The Common Core is a set of high-quality academic standards in mathematics and English language arts/literacy (ELA). These learning goals outline what a student should know and be able to do at the end of each grade. The standards were created to ensure that all students graduate from high school with the skills and knowledge necessary to succeed in college, career, and life, regardless of where they live. (Retrieved from http://www.core standards.org)
Recently, I’ve been battling my feelings about the Common Core State Standards (CCSS). I feel like I have a good understanding of children’s learning styles and the importance of nurturing their young minds. By definition, the CCSS support this notion. So, what’s the problem? It was after a recent baseline math assessment that I really began to feel differently about this new national initiative. On a particular set of questions, points were not given if a student did not use an algorithmic strategy, even if their process derived the correct answer. I was so annoyed by this and thought, is THIS how we are assessing CCSS? Are we really stifling students autonomous thinking for the sake of what state and national reformers believe is the best indicator of our children’s futures?
We, as educators, all know the intent of the CCSS is to delve deeper into students thinking. To go beyond surface level learning and extend students foundational knowledge. Learning should shift from the traditional, basal instruction curriculum, to one that is more rigorous and relevant in application. We are to provide a variety of strategies for students and encourage individuality in learning and thinking. At least, that’s what I’ve always thought until I began investigating the expectations of the Next Generation Assessments, such as those developed by the Partnership for Assessments of Readiness for College and Careers. These assessments seem to be requiring students to display much more thinking than is seemingly necessary. One particular video stood out to me. Watch as a 3rd grade student proudly explains a math problem using a strategy from the TERC Investigations curriculum for solving an addition problem. She shows two ways to solve the problem, one way by stacking, the traditional standard algorithm using regrouping, and the other by using a written or visual method that is meant to display mathematical thinking.

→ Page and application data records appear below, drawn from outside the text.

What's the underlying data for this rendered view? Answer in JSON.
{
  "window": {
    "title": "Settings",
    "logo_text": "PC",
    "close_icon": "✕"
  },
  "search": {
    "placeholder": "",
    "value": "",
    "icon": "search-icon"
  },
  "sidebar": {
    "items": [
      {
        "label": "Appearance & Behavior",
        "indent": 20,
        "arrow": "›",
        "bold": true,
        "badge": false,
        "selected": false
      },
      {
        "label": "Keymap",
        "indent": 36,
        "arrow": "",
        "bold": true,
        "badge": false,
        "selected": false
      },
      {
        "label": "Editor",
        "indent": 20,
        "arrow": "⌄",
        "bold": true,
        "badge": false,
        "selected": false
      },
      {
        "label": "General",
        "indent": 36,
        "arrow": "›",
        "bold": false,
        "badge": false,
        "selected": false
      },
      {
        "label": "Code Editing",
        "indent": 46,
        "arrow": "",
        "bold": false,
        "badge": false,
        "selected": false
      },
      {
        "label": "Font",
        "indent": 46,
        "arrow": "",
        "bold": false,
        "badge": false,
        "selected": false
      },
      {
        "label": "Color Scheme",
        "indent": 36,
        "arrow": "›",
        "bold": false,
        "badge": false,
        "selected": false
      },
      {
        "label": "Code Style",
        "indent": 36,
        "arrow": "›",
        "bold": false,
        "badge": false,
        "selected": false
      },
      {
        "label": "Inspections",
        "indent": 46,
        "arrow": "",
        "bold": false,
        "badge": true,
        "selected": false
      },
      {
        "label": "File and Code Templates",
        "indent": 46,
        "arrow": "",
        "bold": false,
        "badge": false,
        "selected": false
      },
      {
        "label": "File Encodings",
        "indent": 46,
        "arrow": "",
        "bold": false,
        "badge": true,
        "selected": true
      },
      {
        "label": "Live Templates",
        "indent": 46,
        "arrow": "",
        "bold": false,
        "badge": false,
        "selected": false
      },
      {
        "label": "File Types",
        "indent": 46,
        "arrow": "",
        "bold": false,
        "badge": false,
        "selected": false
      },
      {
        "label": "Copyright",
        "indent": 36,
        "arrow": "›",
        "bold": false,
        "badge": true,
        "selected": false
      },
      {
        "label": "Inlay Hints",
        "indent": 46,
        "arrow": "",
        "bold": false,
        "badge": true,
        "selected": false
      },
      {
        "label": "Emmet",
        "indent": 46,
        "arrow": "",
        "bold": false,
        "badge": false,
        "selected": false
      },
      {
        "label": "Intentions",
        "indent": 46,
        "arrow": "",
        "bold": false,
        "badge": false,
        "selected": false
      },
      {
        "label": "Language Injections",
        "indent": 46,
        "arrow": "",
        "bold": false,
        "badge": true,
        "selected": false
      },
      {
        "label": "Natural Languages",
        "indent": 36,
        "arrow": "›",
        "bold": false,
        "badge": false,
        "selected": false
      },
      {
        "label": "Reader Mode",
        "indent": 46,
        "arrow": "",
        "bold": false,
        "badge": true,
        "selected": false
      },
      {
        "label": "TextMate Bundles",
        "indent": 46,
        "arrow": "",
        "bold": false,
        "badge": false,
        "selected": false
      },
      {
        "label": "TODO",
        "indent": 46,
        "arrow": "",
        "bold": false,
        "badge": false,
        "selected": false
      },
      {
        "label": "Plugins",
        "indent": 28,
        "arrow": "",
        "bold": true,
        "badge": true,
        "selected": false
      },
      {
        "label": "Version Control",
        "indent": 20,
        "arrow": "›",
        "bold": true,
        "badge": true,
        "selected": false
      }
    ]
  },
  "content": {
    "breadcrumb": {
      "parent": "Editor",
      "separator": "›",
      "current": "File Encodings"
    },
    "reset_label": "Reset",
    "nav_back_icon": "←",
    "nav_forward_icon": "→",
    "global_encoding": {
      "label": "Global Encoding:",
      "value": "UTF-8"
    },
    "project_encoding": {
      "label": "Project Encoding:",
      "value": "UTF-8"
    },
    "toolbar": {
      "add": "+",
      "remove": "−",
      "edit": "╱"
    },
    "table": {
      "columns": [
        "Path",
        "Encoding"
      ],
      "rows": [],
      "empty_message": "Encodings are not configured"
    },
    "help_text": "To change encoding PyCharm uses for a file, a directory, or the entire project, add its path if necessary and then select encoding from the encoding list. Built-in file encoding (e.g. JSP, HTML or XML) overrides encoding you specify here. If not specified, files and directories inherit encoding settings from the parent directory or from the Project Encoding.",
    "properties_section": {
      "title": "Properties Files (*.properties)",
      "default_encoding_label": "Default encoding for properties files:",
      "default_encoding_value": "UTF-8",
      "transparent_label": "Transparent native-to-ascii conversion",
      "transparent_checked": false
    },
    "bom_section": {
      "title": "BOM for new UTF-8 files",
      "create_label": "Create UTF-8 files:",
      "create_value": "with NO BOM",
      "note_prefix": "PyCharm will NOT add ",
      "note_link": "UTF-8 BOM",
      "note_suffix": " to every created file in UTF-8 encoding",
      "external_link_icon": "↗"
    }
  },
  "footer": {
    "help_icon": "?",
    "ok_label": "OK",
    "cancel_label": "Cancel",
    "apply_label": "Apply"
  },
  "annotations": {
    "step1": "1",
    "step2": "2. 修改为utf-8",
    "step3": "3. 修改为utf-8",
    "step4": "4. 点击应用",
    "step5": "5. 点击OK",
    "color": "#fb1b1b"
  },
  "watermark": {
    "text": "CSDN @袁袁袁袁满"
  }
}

I’ve attached a link below (retrieved from Math Foundations, LLC, September 23, 2014):
The unintended consequences of the TERC Investigations: http://youtu.be/1YLlX61o8fg
Quite a compelling outcome, wouldn’t you think? She began so confidently, and by the end looked so confused and disappointed as if she were tasked to solve some unearthing mathematical dilemma rather than a simple third grade addition problem. Is this really how we are expected to prepare our students for common core assessment? Or is this type of assessing progressively becoming more of a common quagmire for our students?
Here’s another example from an Arkansas mom who presents her reservations (and speaks for hundreds of other parents in the area as well) over the common core initiative to the Arkansas State Board of Education.
Arkansas Mother Obliterates Common Core in 4 Minutes: http:// youtu.be/wZEGijN_8R0
Hmmphf! I wonder what that school board member thought after finding that her thinking did not align with the expectations of the CCSS? Why do we continuously subject our students to that which makes little to no sense? Our children think differently, understand differently, LEARN differently, but yet we force them to learn in a way dictated by people that hide behind degrees and acronyms and have more than likely never stepped foot in an urban school classroom! Now, I don’t know that for certain, but what I do know is that fulfilling a personal philanthropic obligation within a chosen urban school district does not make you an educational expert on best practices in instruction and assessment! I’m sorry, but it doesn’t! As you can tell, it makes me a little frustrated.
Where does Ohio stand? In August 2014, state legislators began the process of eliminating Common Core education standards in Ohio which would mean students would go through their third set of standards over the course of the next four years. Under this new bill, students would keep the Common Core standards for math and English/language arts this year, without the testing that goes with it. Schools would then switch for two years to Massachusetts Common Core standards (adopted in 2010) prior to implementing new state-developed standards in those subjects plus science and social studies starting in the 2017-18 school year (retrieved from The Columbus Dispatch at http://www.dispatch.com on September 26, 2014). Are you kidding me?! The assessment may change again…already?? How is it that the state is unable to make a firm decision about the state assessment and yet our students are expected to perform proficiently on whichever assessment is decided upon? Granted, if educators are effectively teaching to the Common Core, the assessment shouldn’t matter, but the reality is that it does matter because the standards and the assessment are not developmentally sound.
Honestly! This has gotten to be too much to think about! Are we really providing high-quality academic standards with the common core or are we setting our children up for failure and further holding them back with what seem to have become common quagmires? It’s something to think about, that’s for certain. As I continue to fight my internal battle between being for or against the Common Core initiative, I do what my passion leads me to do and work for those whose voices are never heard within the political realms of our educational reform, my students.